There’s been a lot in the media about Poland criminalizing any mention of Poles being involved in the Holocaust, but as Deane Galbraith shows, these reports are misleading and never quote the legislation:
“The amendment does not apply to those who blame individual Poles for individual acts of collaboration with the Nazis. The scale of the involvement of Poles in the Holocaust is a matter of ongoing historical debate. Polish authorities tend to emphasize the role of those who assisted Jews during the German occupation, and minimize the role of those Poles who were complicit. Others have less favourable opinions of Polish involvement in the Nazi Holocaust. Yet this debate will still be allowed under the legislation, as the legislative amendments don’t apply to this debate. In addition, there is an explicit exemption even for attributing it to the Polish Nation or State, for ‘artistic or academic activity’ (Article 55A(3)).
“What the Polish legislation does deal with is the false attribution of the German Holocaust to the Polish Nation or State. This is beyond doubt, as the Polish State did not in fact exist after the German takeover during WWII, except in exile. Poles have been understandably upset that the German death camps have been regularly, but misleadingly, referred to as ‘Polish death camps’ – including in a 2012 speech by the US President Barack Obama.
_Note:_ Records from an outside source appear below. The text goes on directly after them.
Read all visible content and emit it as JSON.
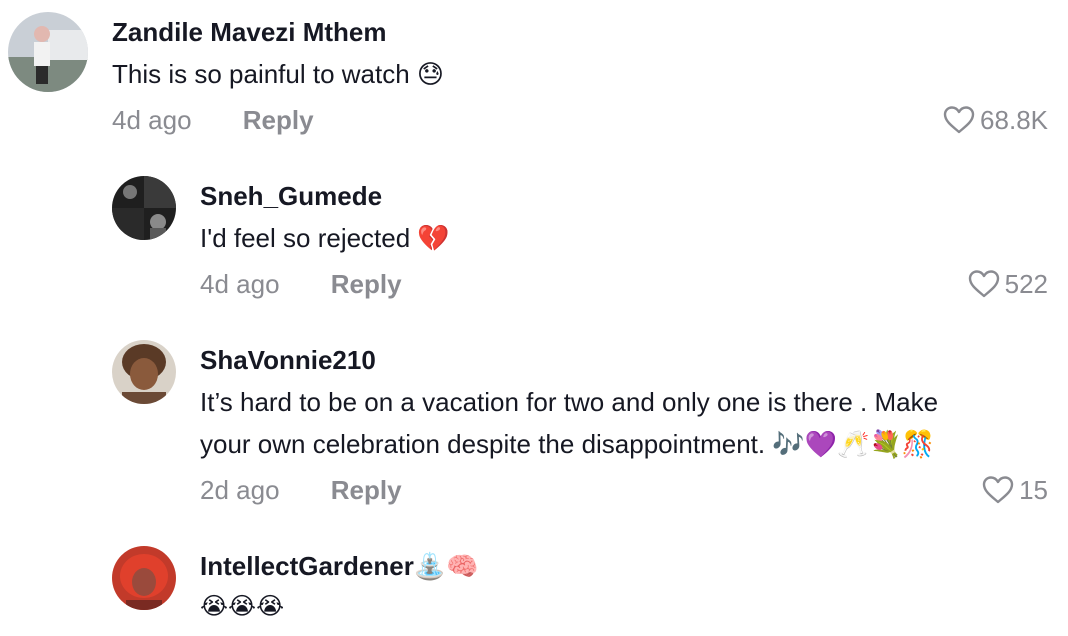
{
  "comments": [
    {
      "username": "Zandile Mavezi Mthem",
      "text": "This is so painful to watch 😓",
      "time": "4d ago",
      "reply_label": "Reply",
      "likes": "68.8K",
      "avatar_icon": "avatar-photo"
    },
    {
      "username": "Sneh_Gumede",
      "text": "I'd feel so rejected 💔",
      "time": "4d ago",
      "reply_label": "Reply",
      "likes": "522",
      "avatar_icon": "avatar-photo"
    },
    {
      "username": "ShaVonnie210",
      "text_line1": "It’s hard to be on a vacation for two and only one is there . Make",
      "text_line2": "your own celebration despite the disappointment. 🎶💜🥂💐🎊",
      "time": "2d ago",
      "reply_label": "Reply",
      "likes": "15",
      "avatar_icon": "avatar-photo"
    },
    {
      "username": "IntellectGardener⛲🧠",
      "text": "😭😭😭",
      "avatar_icon": "avatar-photo"
    }
  ],
  "colors": {
    "text": "#161823",
    "meta": "#8a8b91",
    "background": "#ffffff"
  },
  "icons": {
    "like": "heart-outline-icon"
  }
}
They are especially aggrieved given the fact that 6 million Poles died at the hands of the German Nazis, including 3 million Jewish Poles and 3 million non-Jewish Poles.
“As recently as 29 June 2017, Israel agreed that the description ‘Polish death camps’ was incorrect… But now that Poland has made the very phrase ‘Polish Death Camps’ illegal, Israel has taken the opposite stance, interpreting the Polish legislation as itself being a ‘denial of the Holocaust’. The Israeli response is, at least, a badly judged response based on poor news reporting.”
As a sidebar, I don’t believe government should be enacting any legislation at all like this: free speech should never be criminalized. But the point isn’t that Poland doesn’t have the First Amendment. As objectionable as the legislation is, it isn’t nearly as odious or restrictive as the media has been making it out to be. It doesn’t restrict academic debates about the issue, nor any discussion (academic or otherwise) of the involvement of individual Poles. The media repeatedly implies those things, in the posts cited by Galbraith, and also yesterday’s Conversation article “New ‘Holocaust law’ highlights crisis in Polish identity”. The latter concludes:
“Through the new ‘Holocaust Law,’ the government is, in effect, trying to repress knowledge of crimes committed against Jews by Poles… Those Poles opposed to the law – and there are many, judging by the number of organizations and public figures denouncing it and the number of petitions circulating – hope that it will be deemed unconstitutional because it represses freedom of speech and could significantly curtail academic research.”
But again, the legislation doesn’t do either of the things I italicized. Yes, it represses free speech — which makes it bad legislation by definition — but not to the extent the Israelis and the media are implying.
Read Galbraith’s whole piece here.